From Lord Drummond
sloop Polly Augt 19th 1776
While attending in the Boat on the 17th I was favoured with yours of that Date, and in Answer to those Points it seemd to allude to I coud then only return a verbal Message by Mr Tighlman which I flatter myself woud remove the Suspicions you entertained. As my first Motive for asking Lord Howes Permission to land at New York, was to give me an Opportunity of explaining myself to your Excellency on the Subject of my Parole in Relation to my Return to this Place—so the Hope I entertained of effecting it in this Way, made me perhaps too negligent in not saying any thing on that Subject in my Letter to you.1
Aware however of the Possibility of not being able to obtain an Interview with your Excellency—I had taken the Precaution to prepare a Letter to Colonel Moylan on that subject, and which I read to Mr Tighlman on his Delivering me that from your Excellency but which I forbore delivering as not thinking it sufficiently explicit.
But shoud Suspicions on any other Point in the Parole have arisen, I have only to beg that Your Excellency will have the goodness to permit me to a Personal Interview with You, which will either afford me an Opportunity of exculpating myself, or will place me in a Situation to suffer that Treatment which must follow an Infraction of Parole.
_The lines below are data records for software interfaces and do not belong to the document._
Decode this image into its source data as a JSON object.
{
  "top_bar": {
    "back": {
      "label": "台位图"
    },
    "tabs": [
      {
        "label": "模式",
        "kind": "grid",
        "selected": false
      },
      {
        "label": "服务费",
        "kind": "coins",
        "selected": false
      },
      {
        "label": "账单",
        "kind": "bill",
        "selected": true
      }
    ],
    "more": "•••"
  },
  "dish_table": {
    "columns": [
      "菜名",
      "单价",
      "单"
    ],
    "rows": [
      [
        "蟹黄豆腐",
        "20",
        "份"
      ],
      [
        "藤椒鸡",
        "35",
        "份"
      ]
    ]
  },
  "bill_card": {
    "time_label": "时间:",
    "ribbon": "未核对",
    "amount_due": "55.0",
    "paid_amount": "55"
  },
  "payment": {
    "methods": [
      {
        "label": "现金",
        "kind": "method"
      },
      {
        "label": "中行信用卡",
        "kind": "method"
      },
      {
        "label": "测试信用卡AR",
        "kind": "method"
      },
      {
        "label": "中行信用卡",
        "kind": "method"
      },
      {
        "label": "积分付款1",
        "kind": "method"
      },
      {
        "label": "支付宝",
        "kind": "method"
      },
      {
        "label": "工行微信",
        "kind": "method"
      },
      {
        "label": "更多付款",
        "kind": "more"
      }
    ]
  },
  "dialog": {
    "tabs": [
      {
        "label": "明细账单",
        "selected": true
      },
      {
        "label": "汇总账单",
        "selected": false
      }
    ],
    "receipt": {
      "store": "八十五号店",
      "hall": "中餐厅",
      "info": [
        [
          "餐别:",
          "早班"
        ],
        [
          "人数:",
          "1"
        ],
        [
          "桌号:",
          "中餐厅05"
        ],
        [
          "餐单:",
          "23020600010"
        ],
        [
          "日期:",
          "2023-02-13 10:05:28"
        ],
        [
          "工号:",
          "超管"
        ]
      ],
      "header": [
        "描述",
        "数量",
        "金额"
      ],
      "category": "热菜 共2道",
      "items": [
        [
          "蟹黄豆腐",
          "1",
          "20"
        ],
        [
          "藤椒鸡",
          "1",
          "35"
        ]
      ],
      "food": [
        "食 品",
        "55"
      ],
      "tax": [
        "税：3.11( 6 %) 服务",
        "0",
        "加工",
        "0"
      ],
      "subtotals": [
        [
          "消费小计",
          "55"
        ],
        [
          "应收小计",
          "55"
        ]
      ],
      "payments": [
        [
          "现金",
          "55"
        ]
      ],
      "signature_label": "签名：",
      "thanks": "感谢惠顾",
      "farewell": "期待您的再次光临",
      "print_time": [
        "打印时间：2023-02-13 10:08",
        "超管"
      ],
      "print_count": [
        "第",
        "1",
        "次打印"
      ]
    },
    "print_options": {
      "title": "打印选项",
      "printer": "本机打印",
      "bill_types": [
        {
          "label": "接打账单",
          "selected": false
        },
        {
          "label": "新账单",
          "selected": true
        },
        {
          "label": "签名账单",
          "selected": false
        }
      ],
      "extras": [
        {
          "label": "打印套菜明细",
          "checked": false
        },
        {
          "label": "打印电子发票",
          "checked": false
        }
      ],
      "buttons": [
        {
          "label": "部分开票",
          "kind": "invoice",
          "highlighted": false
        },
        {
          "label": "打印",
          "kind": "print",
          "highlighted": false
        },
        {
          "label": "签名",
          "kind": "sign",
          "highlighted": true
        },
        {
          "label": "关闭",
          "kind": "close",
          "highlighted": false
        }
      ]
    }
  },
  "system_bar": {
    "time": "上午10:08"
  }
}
I have the Honour to be Sir Your most Obt and most Humble servant,
I enclose My Letter to Colol Moylan which I have alluded to together with the Logbook.2
ALS, DLC:GW; ADfS, Drummond Castle Papers, Scottish Record Office; copy, enclosed in GW to Hancock, 26 Aug. 1776, DNA:PCC, item 152; copy, DNA:PCC, item 169.
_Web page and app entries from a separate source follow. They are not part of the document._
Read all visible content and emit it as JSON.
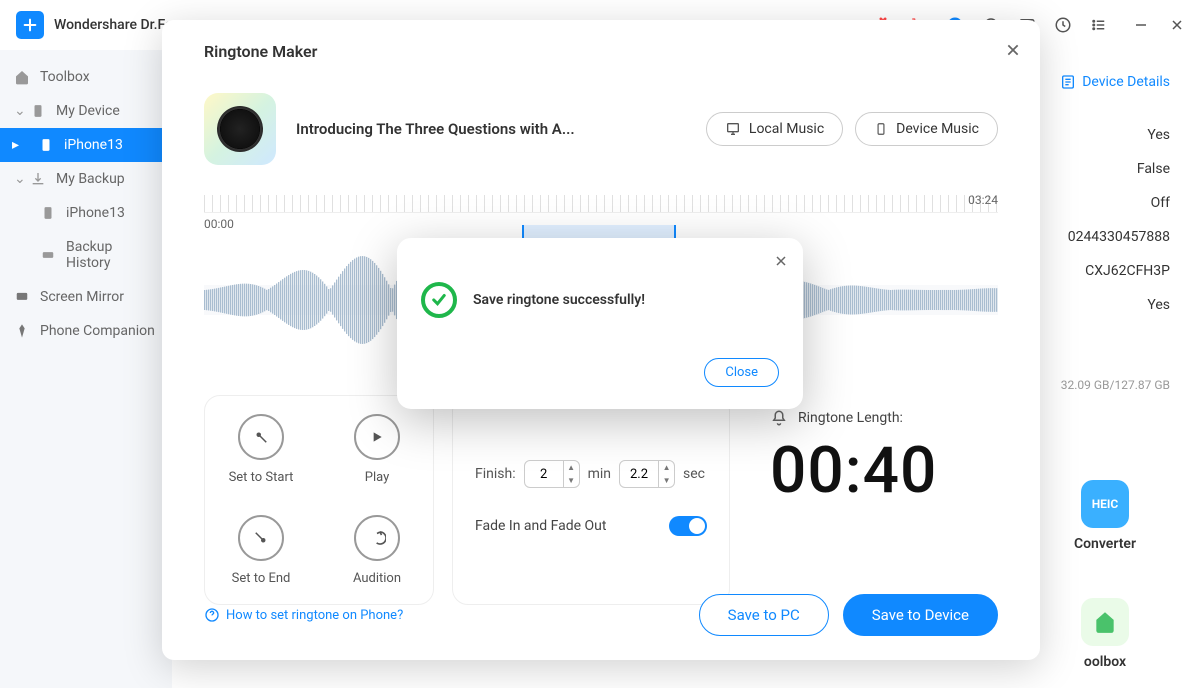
{
  "app": {
    "title": "Wondershare Dr.Fone"
  },
  "sidebar": {
    "toolbox": "Toolbox",
    "my_device": "My Device",
    "iphone13": "iPhone13",
    "my_backup": "My Backup",
    "backup_iphone13": "iPhone13",
    "backup_history": "Backup History",
    "screen_mirror": "Screen Mirror",
    "phone_companion": "Phone Companion"
  },
  "bg": {
    "device_details": "Device Details",
    "values": [
      "Yes",
      "False",
      "Off",
      "0244330457888",
      "CXJ62CFH3P",
      "Yes"
    ],
    "storage": "32.09 GB/127.87 GB",
    "tile1": "Converter",
    "tile1_icon_text": "HEIC",
    "tile2": "oolbox"
  },
  "modal": {
    "title": "Ringtone Maker",
    "song_title": "Introducing The Three Questions with A...",
    "local_music": "Local Music",
    "device_music": "Device Music",
    "time_start": "00:00",
    "time_end": "03:24",
    "set_to_start": "Set to Start",
    "play": "Play",
    "set_to_end": "Set to End",
    "audition": "Audition",
    "finish_label": "Finish:",
    "finish_min": "2",
    "finish_min_unit": "min",
    "finish_sec": "2.2",
    "finish_sec_unit": "sec",
    "fade_label": "Fade In and Fade Out",
    "ringtone_length_label": "Ringtone Length:",
    "ringtone_length": "00:40",
    "help_link": "How to set ringtone on Phone?",
    "save_to_pc": "Save to PC",
    "save_to_device": "Save to Device"
  },
  "dialog": {
    "message": "Save ringtone successfully!",
    "close": "Close"
  }
}
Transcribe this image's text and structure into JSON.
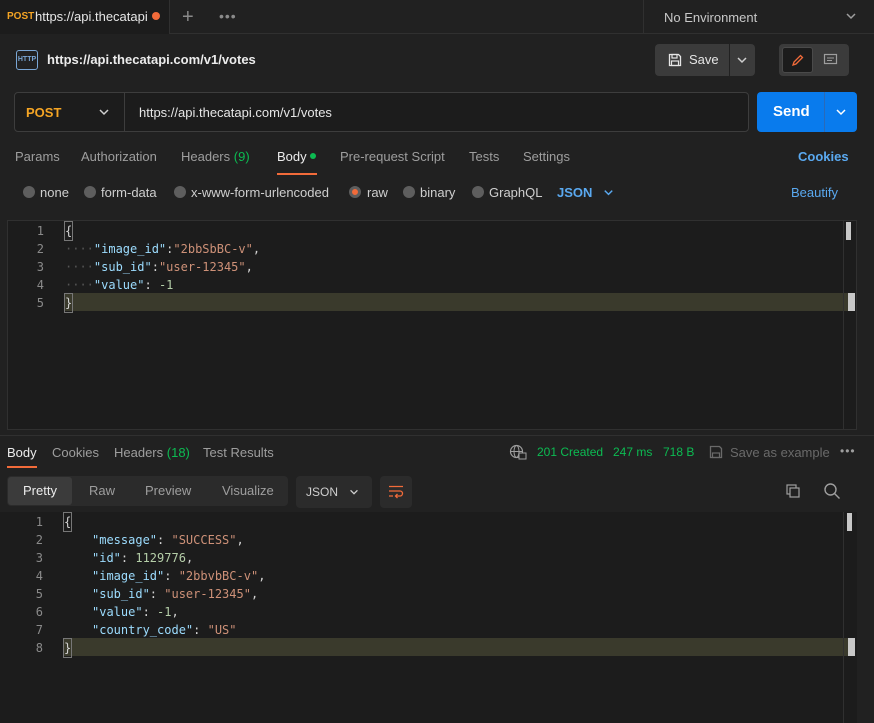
{
  "tab": {
    "method": "POST",
    "title": "https://api.thecatapi.c"
  },
  "environment": "No Environment",
  "request": {
    "title": "https://api.thecatapi.com/v1/votes",
    "http_icon": "HTTP",
    "save_label": "Save",
    "method": "POST",
    "url": "https://api.thecatapi.com/v1/votes",
    "send_label": "Send"
  },
  "request_tabs": {
    "params": "Params",
    "authorization": "Authorization",
    "headers": "Headers",
    "headers_count": "(9)",
    "body": "Body",
    "pre_request": "Pre-request Script",
    "tests": "Tests",
    "settings": "Settings",
    "cookies": "Cookies"
  },
  "body_types": {
    "none": "none",
    "form_data": "form-data",
    "urlencoded": "x-www-form-urlencoded",
    "raw": "raw",
    "binary": "binary",
    "graphql": "GraphQL",
    "format": "JSON",
    "beautify": "Beautify"
  },
  "request_body": {
    "line_numbers": [
      "1",
      "2",
      "3",
      "4",
      "5"
    ],
    "open_brace": "{",
    "close_brace": "}",
    "image_id_key": "\"image_id\"",
    "image_id_val": "\"2bbSbBC-v\"",
    "sub_id_key": "\"sub_id\"",
    "sub_id_val": "\"user-12345\"",
    "value_key": "\"value\"",
    "value_val": "-1"
  },
  "response_tabs": {
    "body": "Body",
    "cookies": "Cookies",
    "headers": "Headers",
    "headers_count": "(18)",
    "test_results": "Test Results"
  },
  "response_meta": {
    "status": "201 Created",
    "time": "247 ms",
    "size": "718 B",
    "save_example": "Save as example"
  },
  "view_tabs": {
    "pretty": "Pretty",
    "raw": "Raw",
    "preview": "Preview",
    "visualize": "Visualize",
    "format": "JSON"
  },
  "response_body": {
    "line_numbers": [
      "1",
      "2",
      "3",
      "4",
      "5",
      "6",
      "7",
      "8"
    ],
    "open_brace": "{",
    "close_brace": "}",
    "message_key": "\"message\"",
    "message_val": "\"SUCCESS\"",
    "id_key": "\"id\"",
    "id_val": "1129776",
    "image_id_key": "\"image_id\"",
    "image_id_val": "\"2bbvbBC-v\"",
    "sub_id_key": "\"sub_id\"",
    "sub_id_val": "\"user-12345\"",
    "value_key": "\"value\"",
    "value_val": "-1",
    "country_code_key": "\"country_code\"",
    "country_code_val": "\"US\""
  },
  "colors": {
    "accent": "#f26b3a",
    "send": "#097bed",
    "success": "#0cbb52",
    "post": "#f5a524",
    "link": "#5aa9f0"
  }
}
2. “Finding I am disappointed in waiting on Genl Washington, and thanking him personally,” Drummond says in his letter to Stephen Moylan of 17 Aug., “I should think myself very wanting in Duty was I not to do it in this manner and inform him how much I had benefitted by the permission he was good enough to give me of going to sea for the Recovery of my Health.
“In compliance with the terms of my Parole I have avoided every Port, where there was a likelyhood of my falling in with any of the English ships of War, and in consequence have not been Spoke to by any Vessell falling within the description of the Parole from the time of my departure from the [Sandy] Hook till my arivall off that place on the Night of the 9th when I was boarded by a boat from one of the Frigates belonging to the English Fleet, who took the Entire Management of the Vessell.
“I was now for the first time to my surprise Informed of the English Fleet and Army being at this place as the intelligence I had before my departure from the West Indies was that the Destination of the Fleet was more to the Southward and not at New York” (Drummond Castle Papers, Scottish Record Office). The enclosed logbook of Drummond’s voyage has not been identified.
GW did not grant Drummond an interview or respond to this letter. For Drummond’s further efforts to defend himself, see his letters to GW of 9 Dec. 1776 (Drummond Castle Papers, Scottish Record Office) and 14 Nov. 1778 (Collections of Lord Fairfax of Cameron, Gays House, Holyport, Maidenhead, Berkshire, England).